Instructions to follow
Exactly as written, please repeat the data that follows, but not the pictures.

--- Data for processing ---

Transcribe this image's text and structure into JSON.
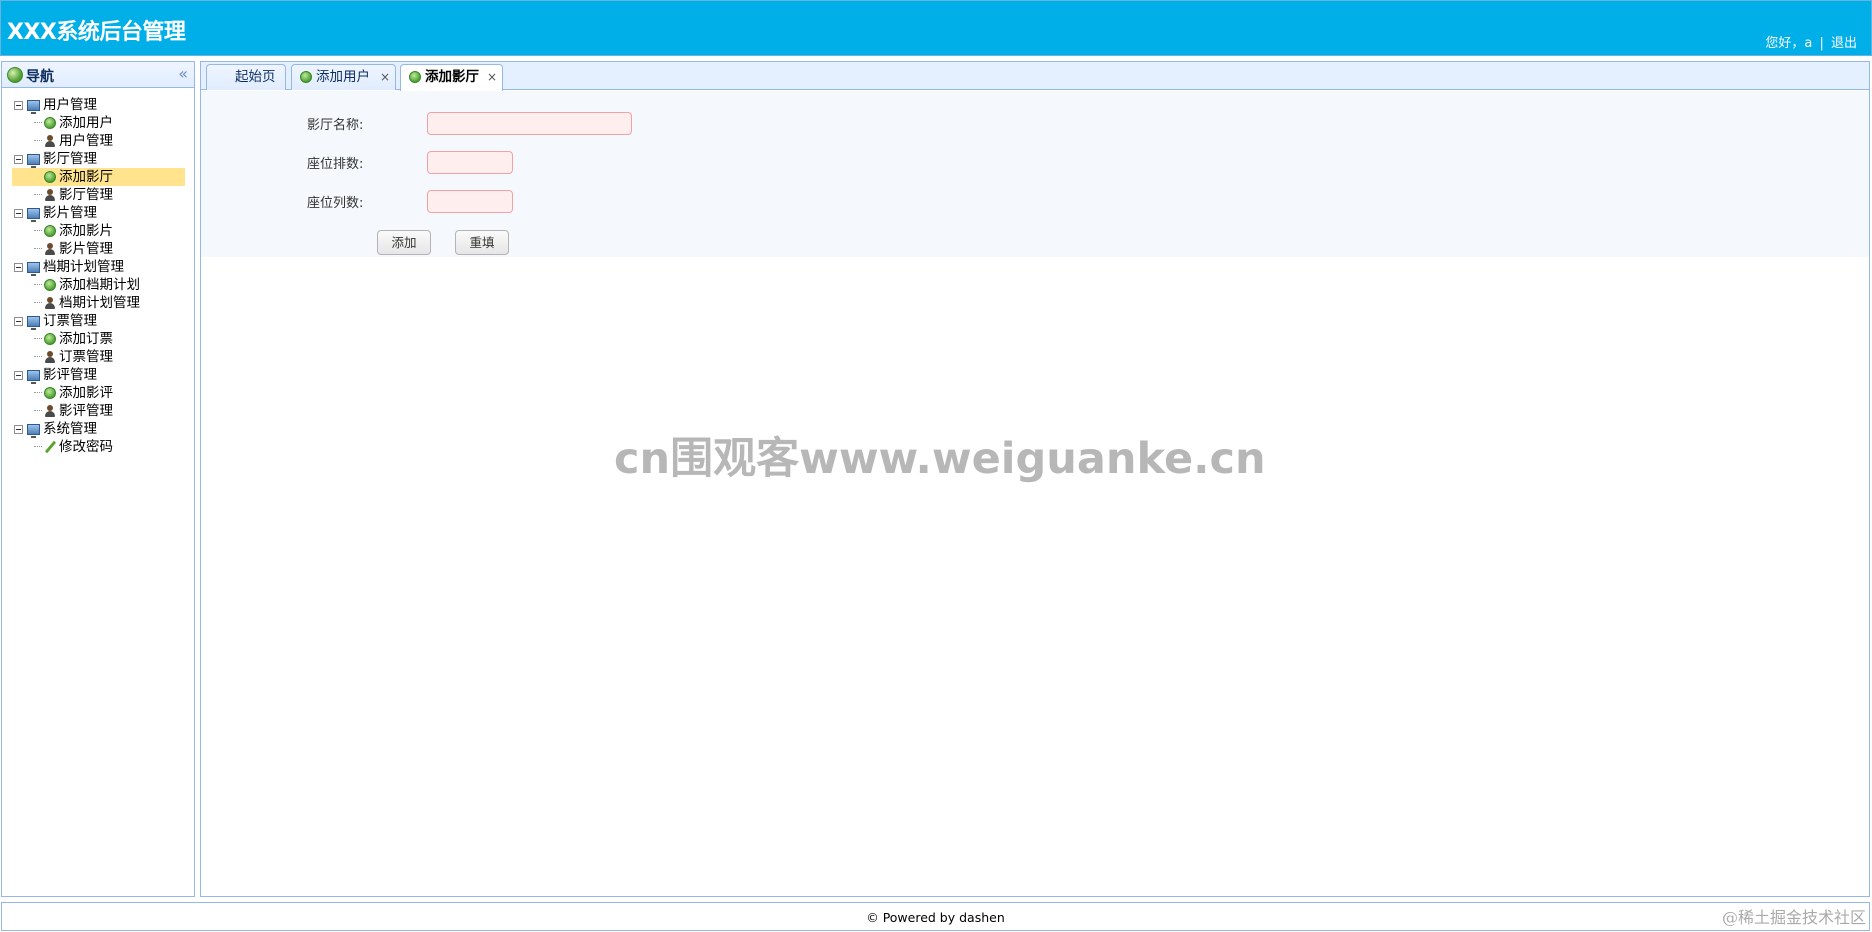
{
  "header": {
    "title": "XXX系统后台管理",
    "greeting": "您好，a",
    "separator": "|",
    "logout": "退出"
  },
  "nav": {
    "title": "导航",
    "collapse_icon": "«",
    "groups": [
      {
        "label": "用户管理",
        "children": [
          {
            "label": "添加用户",
            "icon": "add-icon"
          },
          {
            "label": "用户管理",
            "icon": "user-icon"
          }
        ]
      },
      {
        "label": "影厅管理",
        "children": [
          {
            "label": "添加影厅",
            "icon": "add-icon",
            "selected": true
          },
          {
            "label": "影厅管理",
            "icon": "user-icon"
          }
        ]
      },
      {
        "label": "影片管理",
        "children": [
          {
            "label": "添加影片",
            "icon": "add-icon"
          },
          {
            "label": "影片管理",
            "icon": "user-icon"
          }
        ]
      },
      {
        "label": "档期计划管理",
        "children": [
          {
            "label": "添加档期计划",
            "icon": "add-icon"
          },
          {
            "label": "档期计划管理",
            "icon": "user-icon"
          }
        ]
      },
      {
        "label": "订票管理",
        "children": [
          {
            "label": "添加订票",
            "icon": "add-icon"
          },
          {
            "label": "订票管理",
            "icon": "user-icon"
          }
        ]
      },
      {
        "label": "影评管理",
        "children": [
          {
            "label": "添加影评",
            "icon": "add-icon"
          },
          {
            "label": "影评管理",
            "icon": "user-icon"
          }
        ]
      },
      {
        "label": "系统管理",
        "children": [
          {
            "label": "修改密码",
            "icon": "pencil-icon"
          }
        ]
      }
    ]
  },
  "tabs": [
    {
      "label": "起始页",
      "closable": false
    },
    {
      "label": "添加用户",
      "closable": true
    },
    {
      "label": "添加影厅",
      "closable": true,
      "active": true
    }
  ],
  "tab_close_glyph": "×",
  "form": {
    "hall_name_label": "影厅名称:",
    "rows_label": "座位排数:",
    "cols_label": "座位列数:",
    "hall_name_value": "",
    "rows_value": "",
    "cols_value": "",
    "submit_label": "添加",
    "reset_label": "重填"
  },
  "watermark": "cn围观客www.weiguanke.cn",
  "footer": "© Powered by dashen",
  "corner_tag": "@稀土掘金技术社区"
}
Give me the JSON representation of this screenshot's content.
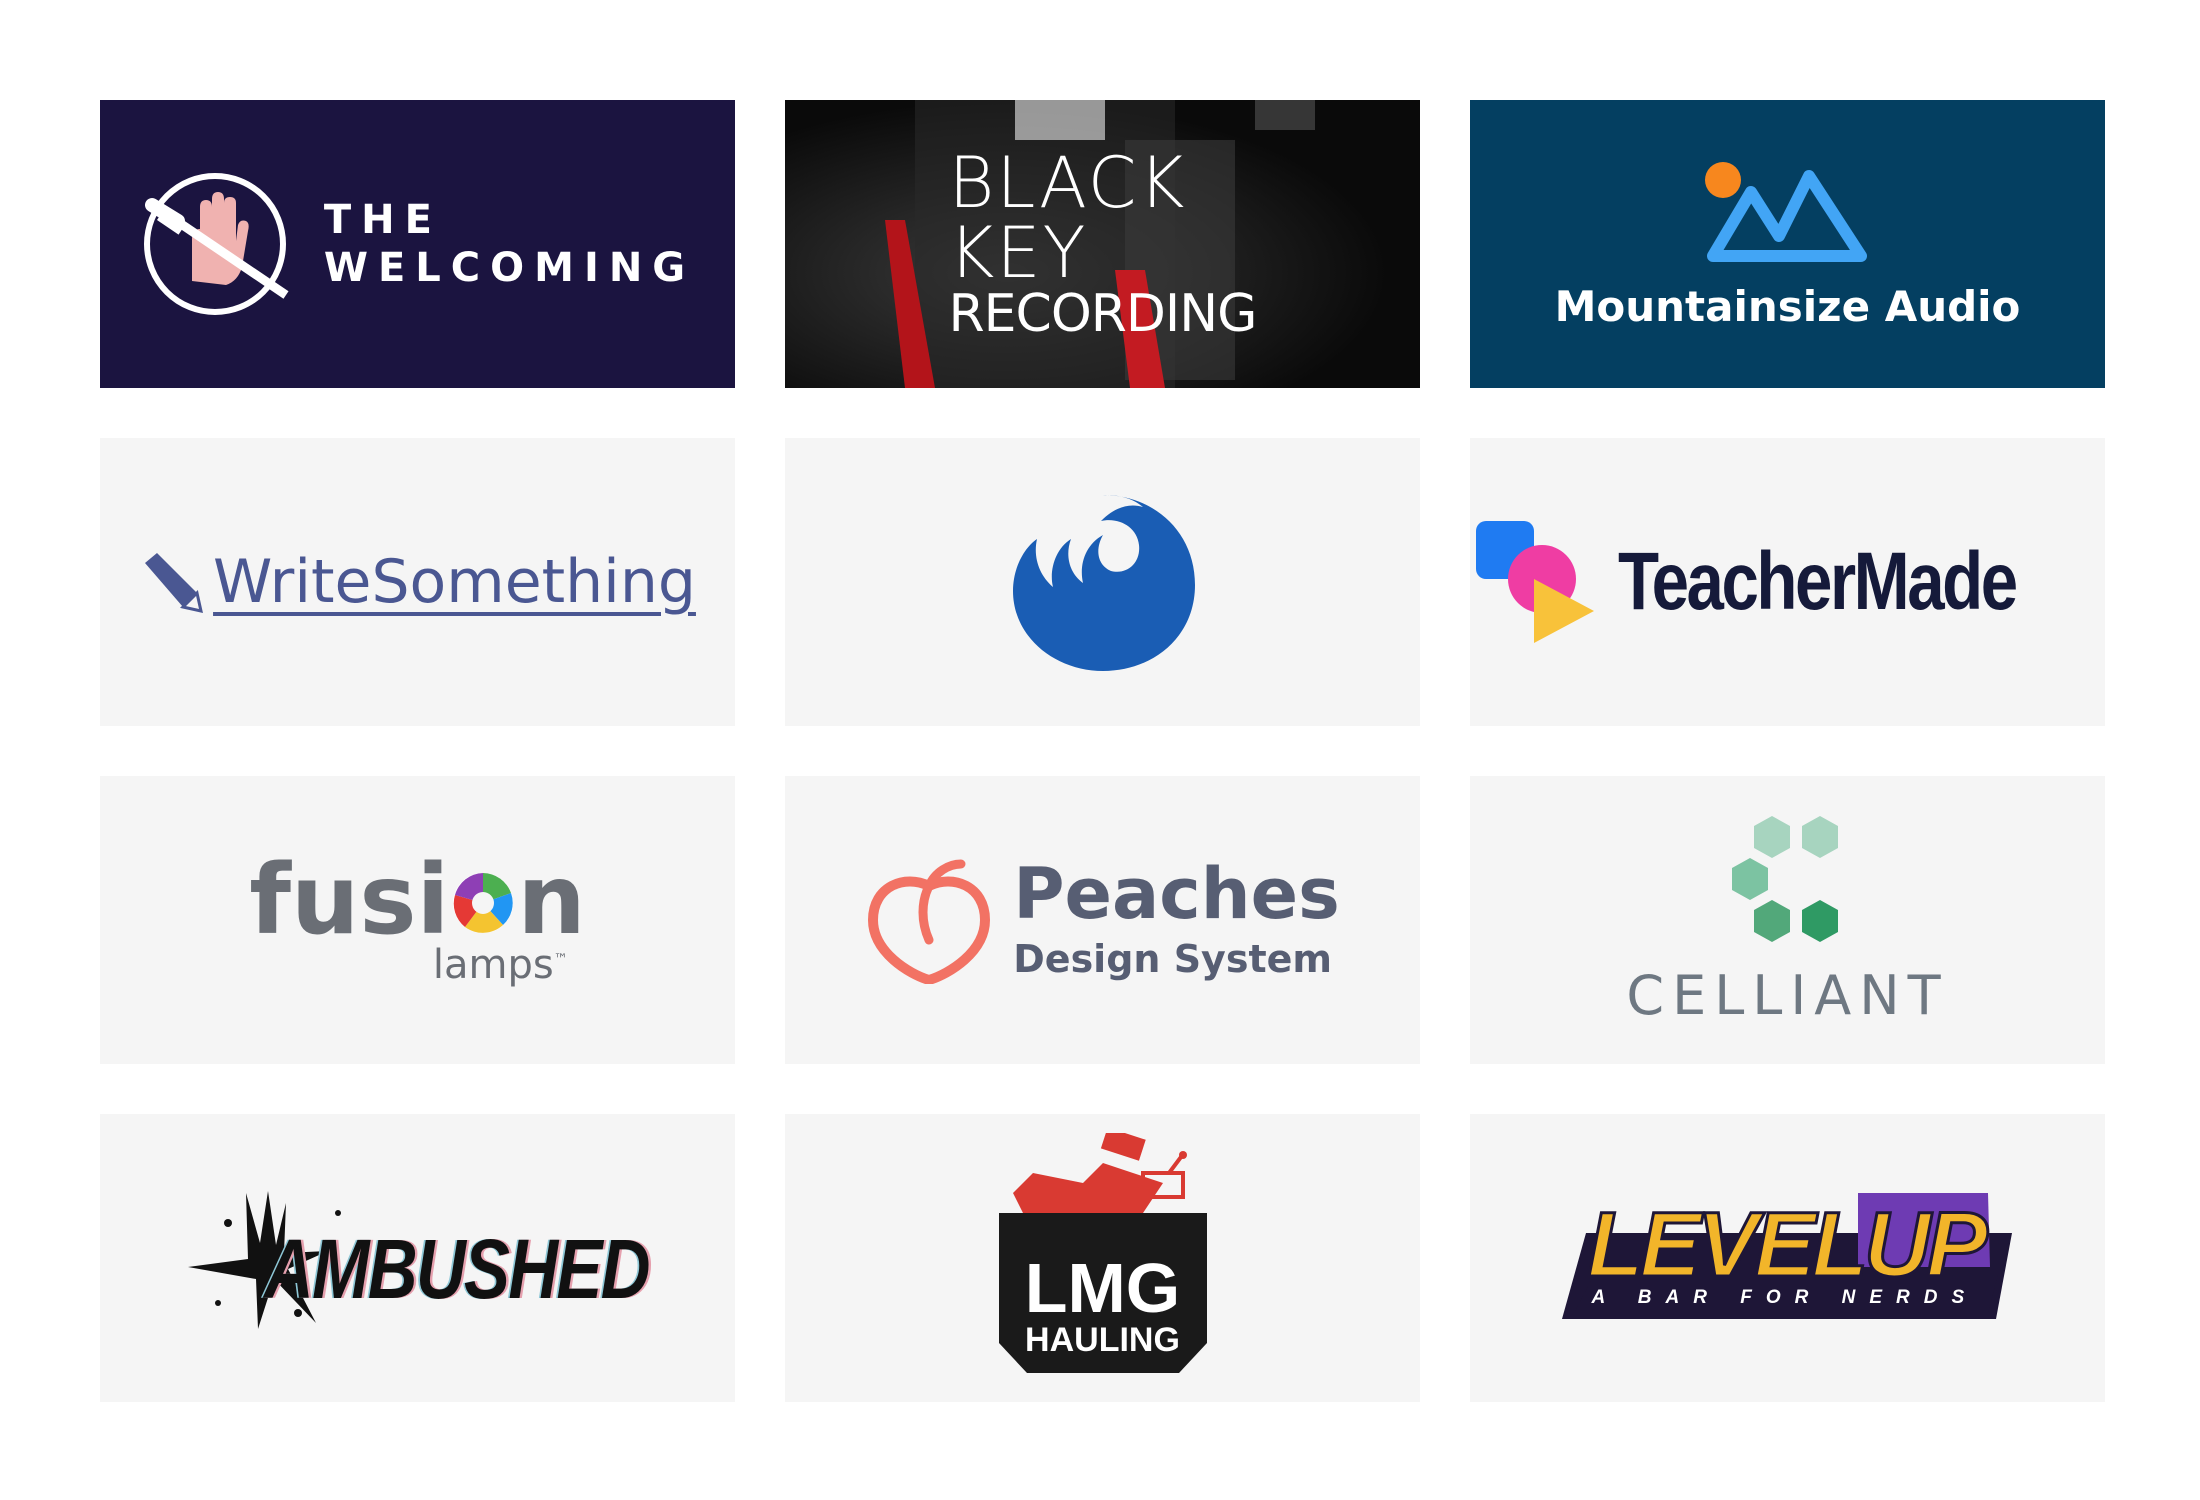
{
  "logos": {
    "welcoming": {
      "line1": "THE",
      "line2": "WELCOMING",
      "bg": "#1b1440"
    },
    "black_key": {
      "line1": "BLACK",
      "line2": "KEY",
      "line3": "RECORDING",
      "bg": "#0c0c0c"
    },
    "mountainsize": {
      "name": "Mountainsize Audio",
      "bg": "#043f61",
      "accent": "#42a5f5",
      "dot": "#f7871e"
    },
    "write_something": {
      "name": "WriteSomething",
      "color": "#4a5792"
    },
    "bird": {
      "icon": "blue-bird-icon",
      "color": "#1a5db4"
    },
    "teachermade": {
      "name": "TeacherMade",
      "color": "#151a3a"
    },
    "fusion": {
      "main_pre": "fusi",
      "main_post": "n",
      "sub": "lamps",
      "tm": "™",
      "color": "#6a6e75"
    },
    "peaches": {
      "title": "Peaches",
      "subtitle": "Design System",
      "peach_color": "#f27264",
      "text_color": "#575e73"
    },
    "celliant": {
      "name": "CELLIANT",
      "hex_color": "#52a87a"
    },
    "ambushed": {
      "name": "AMBUSHED"
    },
    "lmg": {
      "title": "LMG",
      "subtitle": "HAULING",
      "accent": "#d93a32"
    },
    "level_up": {
      "part1": "LEVEL",
      "part2": "UP",
      "tagline": "A BAR FOR NERDS",
      "accent": "#f2b52a",
      "shadow": "#6e3bb3"
    }
  }
}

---

Written response
Transcribe this image's text and structure into JSON.
{
  "header": {
    "title": "XXX系统后台管理",
    "greeting": "您好，a",
    "separator": "|",
    "logout": "退出"
  },
  "nav": {
    "title": "导航",
    "collapse_icon": "«",
    "groups": [
      {
        "label": "用户管理",
        "children": [
          {
            "label": "添加用户",
            "icon": "add-icon"
          },
          {
            "label": "用户管理",
            "icon": "user-icon"
          }
        ]
      },
      {
        "label": "影厅管理",
        "children": [
          {
            "label": "添加影厅",
            "icon": "add-icon",
            "selected": true
          },
          {
            "label": "影厅管理",
            "icon": "user-icon"
          }
        ]
      },
      {
        "label": "影片管理",
        "children": [
          {
            "label": "添加影片",
            "icon": "add-icon"
          },
          {
            "label": "影片管理",
            "icon": "user-icon"
          }
        ]
      },
      {
        "label": "档期计划管理",
        "children": [
          {
            "label": "添加档期计划",
            "icon": "add-icon"
          },
          {
            "label": "档期计划管理",
            "icon": "user-icon"
          }
        ]
      },
      {
        "label": "订票管理",
        "children": [
          {
            "label": "添加订票",
            "icon": "add-icon"
          },
          {
            "label": "订票管理",
            "icon": "user-icon"
          }
        ]
      },
      {
        "label": "影评管理",
        "children": [
          {
            "label": "添加影评",
            "icon": "add-icon"
          },
          {
            "label": "影评管理",
            "icon": "user-icon"
          }
        ]
      },
      {
        "label": "系统管理",
        "children": [
          {
            "label": "修改密码",
            "icon": "pencil-icon"
          }
        ]
      }
    ]
  },
  "tabs": [
    {
      "label": "起始页",
      "closable": false
    },
    {
      "label": "添加用户",
      "closable": true
    },
    {
      "label": "添加影厅",
      "closable": true,
      "active": true
    }
  ],
  "tab_close_glyph": "×",
  "form": {
    "hall_name_label": "影厅名称:",
    "rows_label": "座位排数:",
    "cols_label": "座位列数:",
    "hall_name_value": "",
    "rows_value": "",
    "cols_value": "",
    "submit_label": "添加",
    "reset_label": "重填"
  },
  "watermark": "cn围观客www.weiguanke.cn",
  "footer": "© Powered by dashen",
  "corner_tag": "@稀土掘金技术社区"
}
Give me the JSON representation of this screenshot's content.
{
  "logos": {
    "welcoming": {
      "line1": "THE",
      "line2": "WELCOMING",
      "bg": "#1b1440"
    },
    "black_key": {
      "line1": "BLACK",
      "line2": "KEY",
      "line3": "RECORDING",
      "bg": "#0c0c0c"
    },
    "mountainsize": {
      "name": "Mountainsize Audio",
      "bg": "#043f61",
      "accent": "#42a5f5",
      "dot": "#f7871e"
    },
    "write_something": {
      "name": "WriteSomething",
      "color": "#4a5792"
    },
    "bird": {
      "icon": "blue-bird-icon",
      "color": "#1a5db4"
    },
    "teachermade": {
      "name": "TeacherMade",
      "color": "#151a3a"
    },
    "fusion": {
      "main_pre": "fusi",
      "main_post": "n",
      "sub": "lamps",
      "tm": "™",
      "color": "#6a6e75"
    },
    "peaches": {
      "title": "Peaches",
      "subtitle": "Design System",
      "peach_color": "#f27264",
      "text_color": "#575e73"
    },
    "celliant": {
      "name": "CELLIANT",
      "hex_color": "#52a87a"
    },
    "ambushed": {
      "name": "AMBUSHED"
    },
    "lmg": {
      "title": "LMG",
      "subtitle": "HAULING",
      "accent": "#d93a32"
    },
    "level_up": {
      "part1": "LEVEL",
      "part2": "UP",
      "tagline": "A BAR FOR NERDS",
      "accent": "#f2b52a",
      "shadow": "#6e3bb3"
    }
  }
}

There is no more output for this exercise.